During the hearing, where he was questioning Seattle Mayor Mike McGinn—who was in D.C. testifying against the controversial coal train proposal on Tuesday (video)—Rep. McKinley stated that Seattle has more violence than 94 percent of cities in the country.
Rather than providing any data to support that claim, McKinley’s spokesman Jim Forbes simply sent us two press release statements: One announced the Energy and Commerce Committee’s approval of McKinley’s legislation to reuse coal ash; the other, a summary of Tuesday's hearing, praised McKinley for defending West Virginia’s coal industry against “anti-coal extremists.”
The press release goes after McGinn:
In his testimony to the Committee, Mike McGinn Mayor of the City of Seattle, WA, wrote that America should “keep our coal in the ground where it belongs.”
“Anti-coal zealots should be called out for what they really believe,” said McKinley. “The witness yesterday confirmed what many others will not say publicly. He would like to ‘keep coal in the ground.’ This is a scary prospect for West Virginia and the United States economy.”
We called Forbes back and asked him to directly address his comment about Seattle's supposedly sky-high crime rate. Forbes had no further comments.
The Seattle Police Department, however, did have some comments to shoot back at McKinley.
A tweet on the SPD feed today boasts of a 7 percent drop in major crimes in Seattle for the past year, continuing 25 years of declining crime in Seattle. According to 2010 data from the U.S. Department of Justice, Seattle has less annual violent crimes than comparably-sized cities such as Austin, San Francisco, and Minneapolis, as well as major U.S. cities such as New York, Chicago, and Los Angeles.
SPD hash-tagged the tweet “coalstorybro” and addressed it to @RepMcKinley.
And in another tweet for @RepMcKinley, SPD cited the “coalincidence” that Washington state’s violent crimes saw a five percent decrease in the past year, while Washington coal power use dropped by 40 percent, according to data released by the U.S. Energy Information Administration, which details U.S. coal consumption by state.

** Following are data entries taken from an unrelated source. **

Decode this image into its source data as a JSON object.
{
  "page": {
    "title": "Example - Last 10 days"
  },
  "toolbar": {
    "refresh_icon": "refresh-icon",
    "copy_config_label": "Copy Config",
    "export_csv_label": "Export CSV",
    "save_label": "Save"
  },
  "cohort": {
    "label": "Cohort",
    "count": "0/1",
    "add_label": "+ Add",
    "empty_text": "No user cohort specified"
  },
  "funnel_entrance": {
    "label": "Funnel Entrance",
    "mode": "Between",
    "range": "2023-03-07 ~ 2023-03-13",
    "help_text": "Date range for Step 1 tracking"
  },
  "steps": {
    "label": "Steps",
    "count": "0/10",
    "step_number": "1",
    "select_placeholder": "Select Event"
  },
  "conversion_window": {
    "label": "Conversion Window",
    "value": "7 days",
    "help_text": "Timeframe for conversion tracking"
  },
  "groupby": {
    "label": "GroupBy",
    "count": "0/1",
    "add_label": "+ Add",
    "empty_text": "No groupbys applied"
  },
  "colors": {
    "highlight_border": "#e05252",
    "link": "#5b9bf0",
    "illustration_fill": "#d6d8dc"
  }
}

“In other news, WA violent crime dropped 5% in 2011. Unrelated (?!), WA coal power use dropped 40%. CC: @RepMcKinley #coalincidence,” reads SPD’s Twitter feed.
No tweet back from Rep. McKinley.